Excerpts from an interface dataset
=== Section Start ===

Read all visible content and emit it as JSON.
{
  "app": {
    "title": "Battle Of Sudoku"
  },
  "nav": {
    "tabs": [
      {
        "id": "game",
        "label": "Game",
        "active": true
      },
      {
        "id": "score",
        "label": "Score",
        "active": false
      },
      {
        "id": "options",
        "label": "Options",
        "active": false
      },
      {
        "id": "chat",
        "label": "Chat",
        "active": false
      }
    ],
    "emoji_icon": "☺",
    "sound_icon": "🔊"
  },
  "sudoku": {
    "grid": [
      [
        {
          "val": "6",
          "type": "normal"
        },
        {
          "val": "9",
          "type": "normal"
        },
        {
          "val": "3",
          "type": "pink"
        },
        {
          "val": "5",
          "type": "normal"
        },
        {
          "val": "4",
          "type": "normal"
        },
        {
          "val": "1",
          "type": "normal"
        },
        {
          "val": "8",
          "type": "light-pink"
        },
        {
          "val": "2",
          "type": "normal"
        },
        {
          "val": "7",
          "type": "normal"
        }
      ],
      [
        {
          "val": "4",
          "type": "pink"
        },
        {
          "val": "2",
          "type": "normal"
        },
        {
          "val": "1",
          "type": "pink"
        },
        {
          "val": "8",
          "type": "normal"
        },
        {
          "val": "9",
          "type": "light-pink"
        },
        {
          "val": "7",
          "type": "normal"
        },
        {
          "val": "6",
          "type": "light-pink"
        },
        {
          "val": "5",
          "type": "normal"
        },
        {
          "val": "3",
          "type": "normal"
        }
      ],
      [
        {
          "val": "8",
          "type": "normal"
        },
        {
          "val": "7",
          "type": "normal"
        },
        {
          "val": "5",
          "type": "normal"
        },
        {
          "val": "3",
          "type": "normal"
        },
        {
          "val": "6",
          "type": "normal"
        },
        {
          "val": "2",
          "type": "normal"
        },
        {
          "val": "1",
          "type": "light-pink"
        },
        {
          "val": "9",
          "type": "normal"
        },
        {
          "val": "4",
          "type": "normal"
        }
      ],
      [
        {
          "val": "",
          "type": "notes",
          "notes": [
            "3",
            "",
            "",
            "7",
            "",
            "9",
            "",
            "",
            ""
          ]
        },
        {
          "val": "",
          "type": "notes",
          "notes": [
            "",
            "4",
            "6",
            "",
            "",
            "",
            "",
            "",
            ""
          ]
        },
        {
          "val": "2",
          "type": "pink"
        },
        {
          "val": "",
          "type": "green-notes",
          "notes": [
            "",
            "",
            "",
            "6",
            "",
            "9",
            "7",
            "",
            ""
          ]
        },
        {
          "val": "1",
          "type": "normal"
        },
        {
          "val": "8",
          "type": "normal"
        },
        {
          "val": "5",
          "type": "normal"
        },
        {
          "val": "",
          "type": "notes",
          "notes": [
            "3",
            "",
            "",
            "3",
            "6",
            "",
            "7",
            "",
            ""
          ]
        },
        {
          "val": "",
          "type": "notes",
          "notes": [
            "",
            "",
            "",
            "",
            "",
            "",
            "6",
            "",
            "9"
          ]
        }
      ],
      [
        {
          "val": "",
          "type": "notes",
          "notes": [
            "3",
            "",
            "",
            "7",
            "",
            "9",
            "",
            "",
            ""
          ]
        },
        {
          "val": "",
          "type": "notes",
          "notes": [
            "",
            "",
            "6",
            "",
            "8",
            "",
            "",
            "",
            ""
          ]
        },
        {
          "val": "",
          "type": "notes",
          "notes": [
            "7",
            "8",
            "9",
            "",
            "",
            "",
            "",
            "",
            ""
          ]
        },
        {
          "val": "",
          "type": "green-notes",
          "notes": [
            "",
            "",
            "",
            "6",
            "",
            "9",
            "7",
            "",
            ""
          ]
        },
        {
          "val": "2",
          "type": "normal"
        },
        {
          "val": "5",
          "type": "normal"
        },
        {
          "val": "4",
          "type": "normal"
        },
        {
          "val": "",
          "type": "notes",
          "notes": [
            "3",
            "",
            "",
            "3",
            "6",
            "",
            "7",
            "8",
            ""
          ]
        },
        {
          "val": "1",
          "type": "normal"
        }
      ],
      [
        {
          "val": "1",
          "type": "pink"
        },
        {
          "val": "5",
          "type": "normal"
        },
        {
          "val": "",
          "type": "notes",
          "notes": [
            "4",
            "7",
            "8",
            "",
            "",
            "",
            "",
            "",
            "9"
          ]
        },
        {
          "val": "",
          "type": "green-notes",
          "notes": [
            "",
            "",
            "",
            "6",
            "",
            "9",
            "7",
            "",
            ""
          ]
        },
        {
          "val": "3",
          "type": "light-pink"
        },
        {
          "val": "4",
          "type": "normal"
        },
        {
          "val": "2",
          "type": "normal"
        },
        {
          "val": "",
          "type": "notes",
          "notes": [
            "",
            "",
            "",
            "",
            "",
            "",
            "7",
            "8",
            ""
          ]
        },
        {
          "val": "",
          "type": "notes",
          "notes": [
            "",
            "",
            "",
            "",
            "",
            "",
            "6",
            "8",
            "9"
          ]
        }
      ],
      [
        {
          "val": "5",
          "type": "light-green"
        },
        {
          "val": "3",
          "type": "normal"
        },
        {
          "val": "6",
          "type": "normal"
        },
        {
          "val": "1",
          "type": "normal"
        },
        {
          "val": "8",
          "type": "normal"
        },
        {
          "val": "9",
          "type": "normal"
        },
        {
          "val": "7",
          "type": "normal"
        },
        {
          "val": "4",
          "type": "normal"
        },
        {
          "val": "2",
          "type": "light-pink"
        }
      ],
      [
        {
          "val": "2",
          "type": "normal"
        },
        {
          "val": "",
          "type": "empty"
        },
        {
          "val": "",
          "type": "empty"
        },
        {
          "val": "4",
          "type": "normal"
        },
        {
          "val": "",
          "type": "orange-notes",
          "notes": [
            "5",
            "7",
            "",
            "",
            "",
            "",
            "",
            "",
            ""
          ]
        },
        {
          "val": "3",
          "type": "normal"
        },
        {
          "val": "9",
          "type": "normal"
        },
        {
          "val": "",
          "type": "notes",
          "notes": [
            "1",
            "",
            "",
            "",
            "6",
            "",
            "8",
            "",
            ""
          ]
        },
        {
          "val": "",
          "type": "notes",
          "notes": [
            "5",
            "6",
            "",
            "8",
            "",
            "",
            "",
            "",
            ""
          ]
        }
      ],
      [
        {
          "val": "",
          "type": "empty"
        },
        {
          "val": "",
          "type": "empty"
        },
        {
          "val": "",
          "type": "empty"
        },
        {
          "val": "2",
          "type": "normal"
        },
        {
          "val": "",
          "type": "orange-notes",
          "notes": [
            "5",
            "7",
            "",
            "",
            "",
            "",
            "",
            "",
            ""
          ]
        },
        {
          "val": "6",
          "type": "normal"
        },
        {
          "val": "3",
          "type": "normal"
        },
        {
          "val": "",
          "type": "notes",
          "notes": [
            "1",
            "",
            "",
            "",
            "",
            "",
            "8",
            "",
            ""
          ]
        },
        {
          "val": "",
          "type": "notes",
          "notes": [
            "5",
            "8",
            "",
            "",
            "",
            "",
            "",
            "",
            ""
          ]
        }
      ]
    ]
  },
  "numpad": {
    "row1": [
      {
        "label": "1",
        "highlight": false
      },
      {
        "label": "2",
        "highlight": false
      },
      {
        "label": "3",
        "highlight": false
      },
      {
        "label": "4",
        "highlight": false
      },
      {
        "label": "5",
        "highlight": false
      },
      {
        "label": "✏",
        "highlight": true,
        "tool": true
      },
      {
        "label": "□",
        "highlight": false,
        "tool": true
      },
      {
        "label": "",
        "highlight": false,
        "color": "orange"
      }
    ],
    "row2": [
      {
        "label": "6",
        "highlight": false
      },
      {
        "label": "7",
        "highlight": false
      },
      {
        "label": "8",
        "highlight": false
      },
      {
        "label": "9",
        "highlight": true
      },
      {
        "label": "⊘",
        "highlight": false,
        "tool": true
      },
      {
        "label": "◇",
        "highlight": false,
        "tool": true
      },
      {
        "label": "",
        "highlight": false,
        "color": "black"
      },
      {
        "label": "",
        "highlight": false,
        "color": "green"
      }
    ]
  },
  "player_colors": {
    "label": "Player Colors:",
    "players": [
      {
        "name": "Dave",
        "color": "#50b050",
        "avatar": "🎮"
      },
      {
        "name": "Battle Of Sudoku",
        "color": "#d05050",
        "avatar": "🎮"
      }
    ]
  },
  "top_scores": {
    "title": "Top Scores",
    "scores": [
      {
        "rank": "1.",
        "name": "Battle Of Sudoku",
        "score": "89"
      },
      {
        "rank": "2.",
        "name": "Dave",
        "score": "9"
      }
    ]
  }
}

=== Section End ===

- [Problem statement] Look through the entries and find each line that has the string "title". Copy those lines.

- [Response below]
    "title": "Battle Of Sudoku"
    "title": "Top Scores",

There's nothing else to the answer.